‘Not impossible’ that Formula E will overtake F1, says Felipe Massa ahead of Ad Diriyah race

(Venturi Formula E team)
Updated 15 December 2018

‘Not impossible’ that Formula E will overtake F1, says Felipe Massa ahead of Ad Diriyah race

LONDON: Felipe Massa has acknowledged the possibility of Formula E becoming more popular than its more illustrious rival Formula One, ahead of his debut at the Ad Diriyah E-Prix in Saudi Arabia today.
The Brazilian ace swapped the roaring engines of F1 for the blistering battery power of Formula E this season, and told Arab News that the idea was not “impossible.”
“On overtaking, Formula 1, that’s a difficult question to answer. But what can I say, is that it’s not impossible. We just need to wait and see how things go, (whether) it is ‘when’ or ‘if,’ but it’s definitely not impossible,” he said.
“Formula E and electric cars are becoming ever-more present, but it will definitely be the future, even in the short-term future.
“It (the technology) has already arrived in some countries and will in other countries, too, it is the future. I think Formula E has used that mentality, even five years ago to build this (motorsport) category,” he added.
Massa, who raced for 15 seasons in Formula One and won 11 grands prix, was also positive about the potential of Formula E as it continues to expand after its inception in 2011 and inaugural season in 2014.
“It will take a little bit of time, it’s not easy to get things perfect straight away, but look at the past two years and how much the championship is growing.
“When I say growing, it’s not just with the quality of the drivers, but also with manufacturers’ teams and companies, who are really getting behind the sport.
“Look how many companies they are signing on as sponsors, on many different levels, even companies that sell fuel,” he said.
“We are even racing (this weekend) in a country known as an oil country. So, I think this shows how much this championship is growing.”
Massa also agreed with comments made by F1 director Ross Brawn, who recently said that the highest level of motorsport had become too predictable.
“Only certain racers can win in Formula One, but Formula E is unpredictable and a good example (of that) is that the winners in all past seasons have been different drivers,” he told Arab News.
The affable driver said he is relishing the new challenge that Formula E will pose to his skills and abilities, adding that with the exception of certain parts of the Monaco and Mexico circuits, each track will be new to him.
“I like a challenge, there is a lot to learn and a lot to test myself with and learning the car, working with the team,” he said.
“Even though I’m experienced in motorsport, with my 16 years in Formula One, this is a new test and I will have to start from zero.”
Meanwhile, defending Formula E champion Jean-Eric Vergne said hearing the words “world champion” after his name was “still cool.”
When asked about the challenge from teammate Andre Lotterer on the other side of the Techeetah garage, the Frenchman was full of praise for the German driver.
“He is absolutely one of the most talented drivers, and I expect him to be on the same level as I am and, for sure, it’s going to be a nice competition between us.
“It will be good for the team, as that will push everybody, and that is what we want as a team.”
The former F1 driver was complimentary about Formula E’s new “attack mode,” but voiced concerns about the danger the system posed to drivers on corners on the challenging Ad Diriyah circuit this weekend.

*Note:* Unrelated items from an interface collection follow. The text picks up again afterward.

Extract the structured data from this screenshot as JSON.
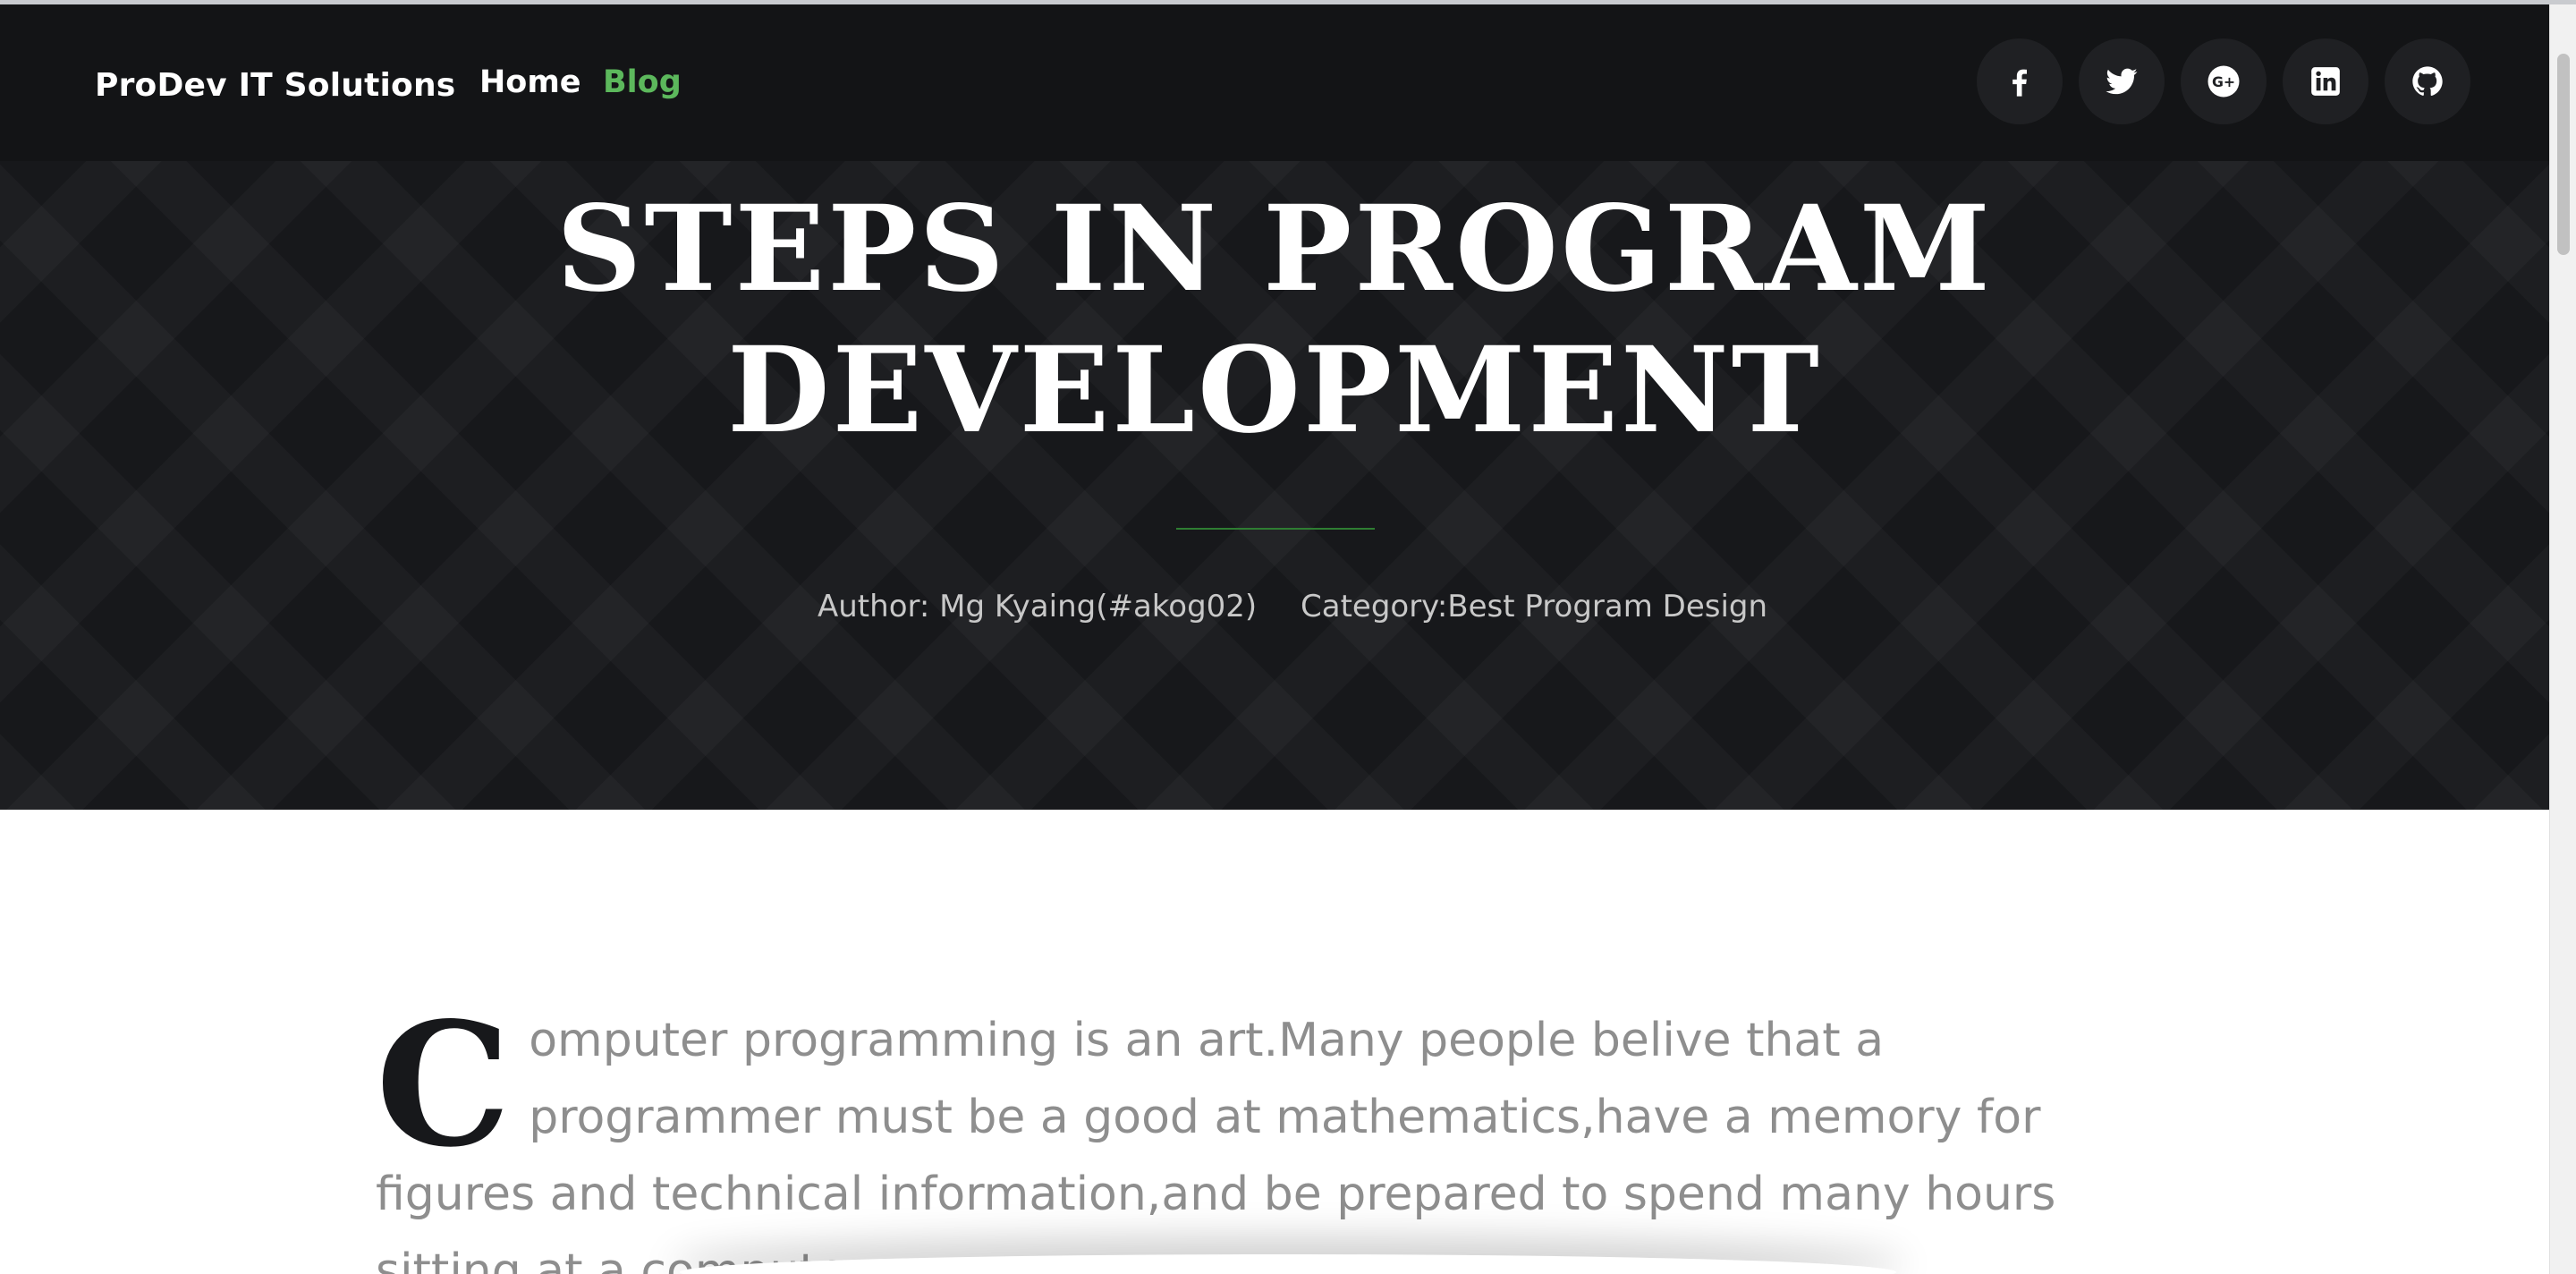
{
  "nav": {
    "brand": "ProDev IT Solutions",
    "links": [
      {
        "label": "Home",
        "active": false
      },
      {
        "label": "Blog",
        "active": true
      }
    ],
    "active_color": "#5cb85c",
    "social_icons": [
      "facebook-icon",
      "twitter-icon",
      "google-plus-icon",
      "linkedin-icon",
      "github-icon"
    ]
  },
  "hero": {
    "title_line1": "STEPS IN PROGRAM",
    "title_line2": "DEVELOPMENT",
    "author": "Author: Mg Kyaing(#akog02)",
    "category": "Category:Best Program Design",
    "divider_color": "#2e7d32",
    "background_color": "#17181b"
  },
  "article": {
    "drop_cap": "C",
    "body": "omputer programming is an art.Many people belive that a programmer must be a good at mathematics,have a memory for figures and technical information,and be prepared to spend many hours sitting at a computer."
  }
}
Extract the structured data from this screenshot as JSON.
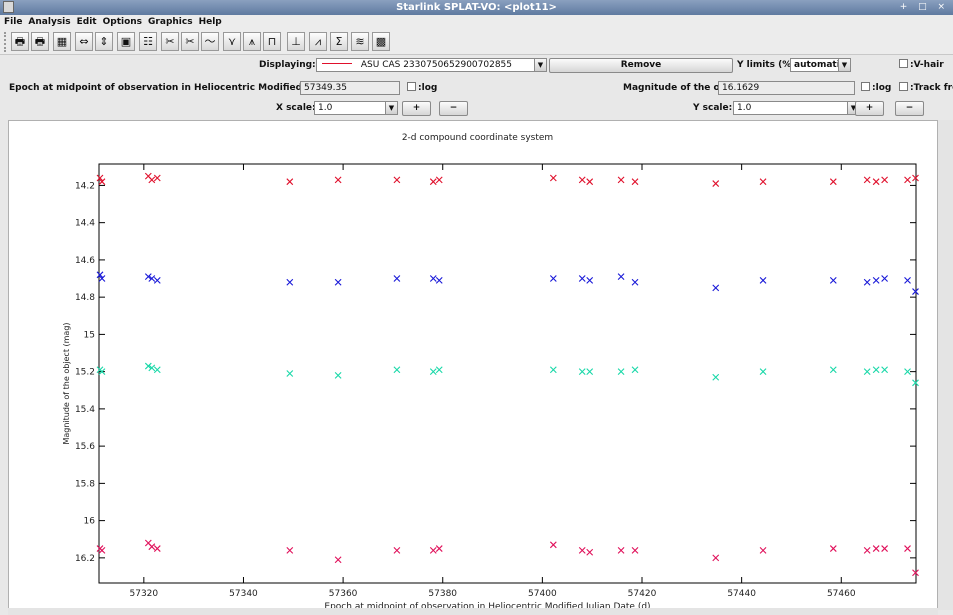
{
  "window": {
    "title": "Starlink SPLAT-VO: <plot11>",
    "controls": "+ □ ×"
  },
  "menu": [
    "File",
    "Analysis",
    "Edit",
    "Options",
    "Graphics",
    "Help"
  ],
  "toolbar": [
    {
      "icon": "print-icon",
      "glyph": "🖶"
    },
    {
      "icon": "print-postscript-icon",
      "glyph": "🖶"
    },
    {
      "icon": "jpeg-export-icon",
      "glyph": "▦"
    },
    {
      "icon": "fit-width-icon",
      "glyph": "⇔"
    },
    {
      "icon": "fit-height-icon",
      "glyph": "⇕"
    },
    {
      "icon": "zoom-box-icon",
      "glyph": "▣"
    },
    {
      "icon": "properties-icon",
      "glyph": "☷"
    },
    {
      "icon": "cut-icon",
      "glyph": "✂"
    },
    {
      "icon": "cut-ranges-icon",
      "glyph": "✂"
    },
    {
      "icon": "smooth-icon",
      "glyph": "〜"
    },
    {
      "icon": "fit-lines-icon",
      "glyph": "⋎"
    },
    {
      "icon": "polynomial-icon",
      "glyph": "⩚"
    },
    {
      "icon": "filter-icon",
      "glyph": "⊓"
    },
    {
      "icon": "units-icon",
      "glyph": "⊥"
    },
    {
      "icon": "flux-icon",
      "glyph": "⩘"
    },
    {
      "icon": "sum-icon",
      "glyph": "Σ"
    },
    {
      "icon": "stack-icon",
      "glyph": "≋"
    },
    {
      "icon": "image-icon",
      "glyph": "▩"
    }
  ],
  "displaying": {
    "label": "Displaying:",
    "value": "ASU CAS 2330750652900702855",
    "remove": "Remove"
  },
  "ylimits": {
    "label": "Y limits (%):",
    "value": "automatic"
  },
  "vhair": "V-hair",
  "xcoord": {
    "label": "Epoch at midpoint of observation in Heliocentric Modified Julian Date:",
    "value": "57349.35",
    "log": "log"
  },
  "ycoord": {
    "label": "Magnitude of the object:",
    "value": "16.1629",
    "log": "log",
    "track": "Track free"
  },
  "xscale": {
    "label": "X scale:",
    "value": "1.0",
    "plus": "+",
    "minus": "−"
  },
  "yscale": {
    "label": "Y scale:",
    "value": "1.0",
    "plus": "+",
    "minus": "−"
  },
  "chart_data": {
    "type": "scatter",
    "title": "2-d compound coordinate system",
    "xlabel": "Epoch at midpoint of observation in Heliocentric Modified Julian Date (d)",
    "ylabel": "Magnitude of the object (mag)",
    "xlim": [
      57311,
      57475
    ],
    "ylim": [
      16.335,
      14.085
    ],
    "y_inverted": true,
    "xticks": [
      57320,
      57340,
      57360,
      57380,
      57400,
      57420,
      57440,
      57460
    ],
    "yticks": [
      14.2,
      14.4,
      14.6,
      14.8,
      15,
      15.2,
      15.4,
      15.6,
      15.8,
      16,
      16.2
    ],
    "ytick_labels": [
      "14.2",
      "14.4",
      "14.6",
      "14.8",
      "15",
      "15.2",
      "15.4",
      "15.6",
      "15.8",
      "16",
      "16.2"
    ],
    "marker": "x",
    "epochs": [
      57311.2,
      57311.6,
      57320.9,
      57321.6,
      57322.7,
      57349.3,
      57359.0,
      57370.8,
      57378.1,
      57379.3,
      57402.2,
      57408.0,
      57409.5,
      57415.8,
      57418.6,
      57434.8,
      57444.3,
      57458.4,
      57465.2,
      57467.0,
      57468.7,
      57473.3,
      57474.9
    ],
    "series": [
      {
        "name": "",
        "color": "#e0102c",
        "values": [
          14.16,
          14.18,
          14.15,
          14.17,
          14.16,
          14.18,
          14.17,
          14.17,
          14.18,
          14.17,
          14.16,
          14.17,
          14.18,
          14.17,
          14.18,
          14.19,
          14.18,
          14.18,
          14.17,
          14.18,
          14.17,
          14.17,
          14.16
        ]
      },
      {
        "name": "",
        "color": "#1818d8",
        "values": [
          14.68,
          14.7,
          14.69,
          14.7,
          14.71,
          14.72,
          14.72,
          14.7,
          14.7,
          14.71,
          14.7,
          14.7,
          14.71,
          14.69,
          14.72,
          14.75,
          14.71,
          14.71,
          14.72,
          14.71,
          14.7,
          14.71,
          14.77
        ]
      },
      {
        "name": "",
        "color": "#18d8a8",
        "values": [
          15.19,
          15.2,
          15.17,
          15.18,
          15.19,
          15.21,
          15.22,
          15.19,
          15.2,
          15.19,
          15.19,
          15.2,
          15.2,
          15.2,
          15.19,
          15.23,
          15.2,
          15.19,
          15.2,
          15.19,
          15.19,
          15.2,
          15.26
        ]
      },
      {
        "name": "",
        "color": "#e0105a",
        "values": [
          16.15,
          16.16,
          16.12,
          16.14,
          16.15,
          16.16,
          16.21,
          16.16,
          16.16,
          16.15,
          16.13,
          16.16,
          16.17,
          16.16,
          16.16,
          16.2,
          16.16,
          16.15,
          16.16,
          16.15,
          16.15,
          16.15,
          16.28
        ]
      }
    ]
  }
}
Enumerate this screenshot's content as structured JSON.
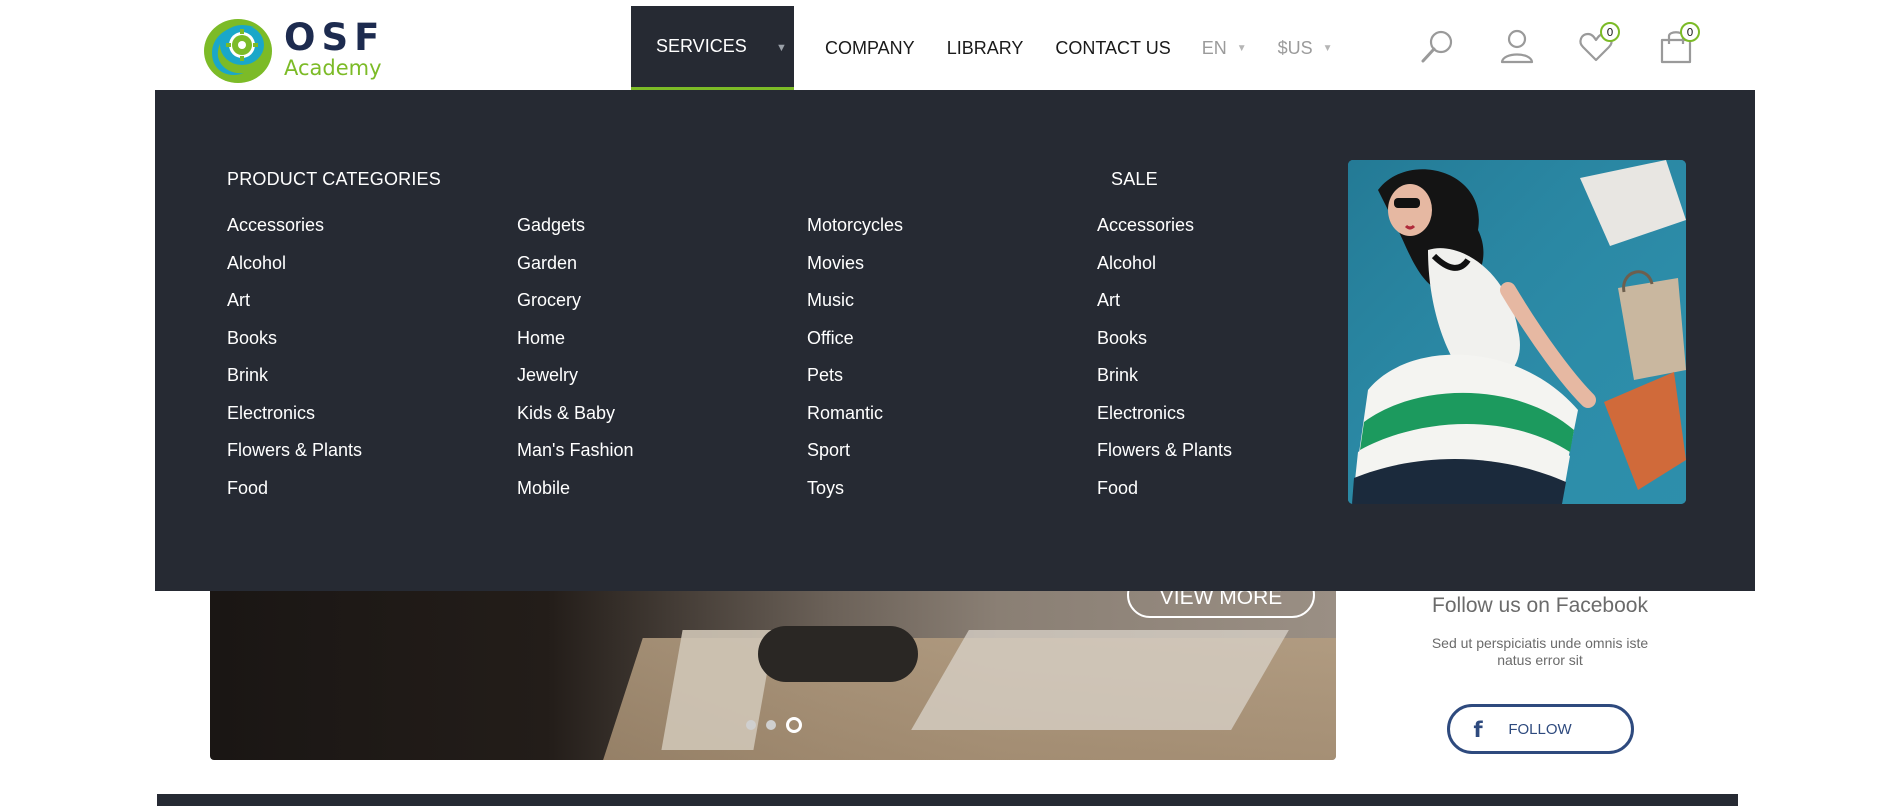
{
  "header": {
    "logo": {
      "name": "OSF",
      "sub": "Academy"
    },
    "nav": {
      "services": "SERVICES",
      "company": "COMPANY",
      "library": "LIBRARY",
      "contact": "CONTACT US",
      "language": "EN",
      "currency": "$US"
    },
    "wishlist_count": "0",
    "cart_count": "0"
  },
  "mega_menu": {
    "product_categories_title": "PRODUCT CATEGORIES",
    "sale_title": "SALE",
    "col1": [
      "Accessories",
      "Alcohol",
      "Art",
      "Books",
      "Brink",
      "Electronics",
      "Flowers & Plants",
      "Food"
    ],
    "col2": [
      "Gadgets",
      "Garden",
      "Grocery",
      "Home",
      "Jewelry",
      "Kids & Baby",
      "Man's Fashion",
      "Mobile"
    ],
    "col3": [
      "Motorcycles",
      "Movies",
      "Music",
      "Office",
      "Pets",
      "Romantic",
      "Sport",
      "Toys"
    ],
    "sale": [
      "Accessories",
      "Alcohol",
      "Art",
      "Books",
      "Brink",
      "Electronics",
      "Flowers & Plants",
      "Food"
    ]
  },
  "hero": {
    "cta": "VIEW MORE",
    "slides_total": 3,
    "active_slide": 3
  },
  "facebook": {
    "title": "Follow us on Facebook",
    "text": "Sed ut perspiciatis unde omnis iste natus error sit",
    "button": "FOLLOW"
  },
  "colors": {
    "accent": "#7cbb27",
    "dark": "#262a33",
    "brand_navy": "#1d2b4f",
    "facebook": "#2e4a7e"
  },
  "icons": [
    "search-icon",
    "user-icon",
    "heart-icon",
    "cart-icon",
    "facebook-icon",
    "chevron-down-icon"
  ]
}
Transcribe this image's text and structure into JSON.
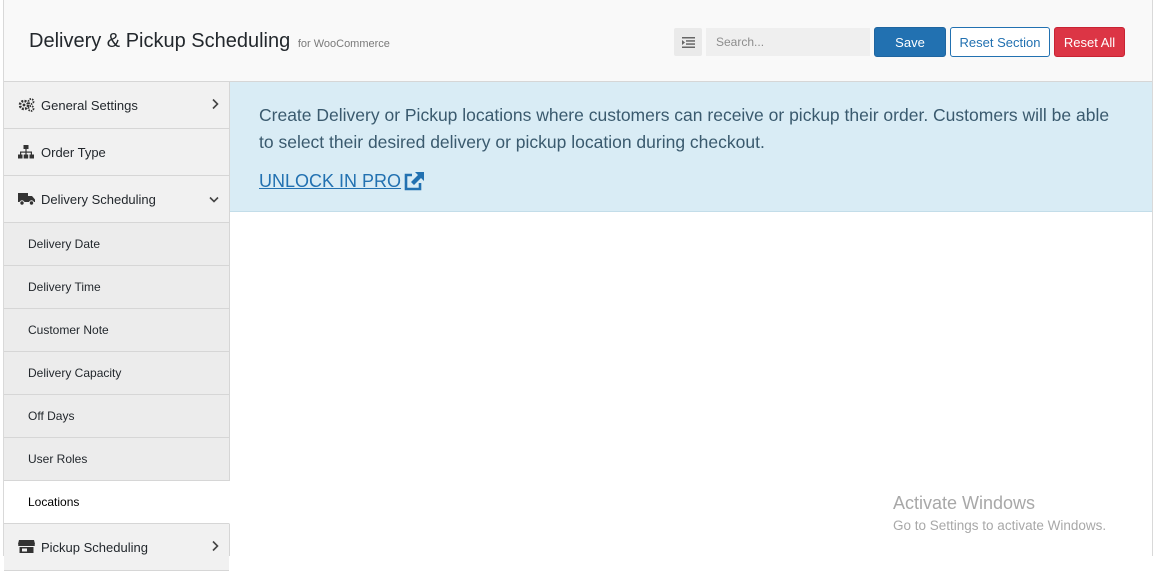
{
  "header": {
    "title": "Delivery & Pickup Scheduling",
    "subtitle": "for WooCommerce",
    "search_placeholder": "Search...",
    "save_label": "Save",
    "reset_section_label": "Reset Section",
    "reset_all_label": "Reset All"
  },
  "sidebar": {
    "items": [
      {
        "label": "General Settings",
        "icon": "cogs-icon"
      },
      {
        "label": "Order Type",
        "icon": "sitemap-icon"
      },
      {
        "label": "Delivery Scheduling",
        "icon": "truck-icon"
      }
    ],
    "sub_items": [
      {
        "label": "Delivery Date"
      },
      {
        "label": "Delivery Time"
      },
      {
        "label": "Customer Note"
      },
      {
        "label": "Delivery Capacity"
      },
      {
        "label": "Off Days"
      },
      {
        "label": "User Roles"
      },
      {
        "label": "Locations",
        "active": true
      }
    ],
    "after_items": [
      {
        "label": "Pickup Scheduling",
        "icon": "store-icon"
      }
    ]
  },
  "main": {
    "notice_text": "Create Delivery or Pickup locations where customers can receive or pickup their order. Customers will be able to select their desired delivery or pickup location during checkout.",
    "unlock_label": "UNLOCK IN PRO"
  },
  "watermark": {
    "title": "Activate Windows",
    "subtitle": "Go to Settings to activate Windows."
  },
  "colors": {
    "primary": "#2271b1",
    "danger": "#dc3545",
    "notice_bg": "#d9ecf5"
  }
}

A HAT-TRICK OF HOPES: What the UAE and Saudi Arabia should be looking for from their friendly

Updated 20 March 2019

A HAT-TRICK OF HOPES: What the UAE and Saudi Arabia should be looking for from their friendly

  • Can the Whites and Green Falcons find the back of the net more often?
  • Both teams need to set the tone ahead of the important World Cup qualifiers.

LONDON: Ahead of Thursday’s friendly between the UAE and Saudi Arabia Arab News looks at the main priorities for both sides as they embark on their new eras after the Asian Cup and ahead of the all-important the World Cup qualifiers.


For the past 18 months both sides have struggled for goals. Under Alberto Zaccheroni the UAE scored just 10 goals in the past nine matches — five of those coming against lowly Kyrgyzstan and India — and likewise the Green Falcons have also struggled to find the back of the net. Heading toward the World Cup qualifiers, now is the time to find those scoring boots.


Both sides have technically gifted players, can keep the ball and at times trouble opposition defenses. But both have been too defensive, too safety-first and, at times, too dull. Football is supposed to be entertainment, and the friendlies ahead of the World Cup qualifiers might be no bad time to throw caution to the wind and see what the players can do in the final third.


As the modern cliche goes, a week is a long time in football. With all the sackings and player movements, it is not hard to see the kernel of truth in that overused saying. But, conversely, time can also move very fast in the “Beautiful Game.” It may be six months before the World Cup qualifiers begin, but it will be September before the coaches and players know it. Set the tone and tactics now and triumphs will be easier to come by then and, more importantly, further into the future.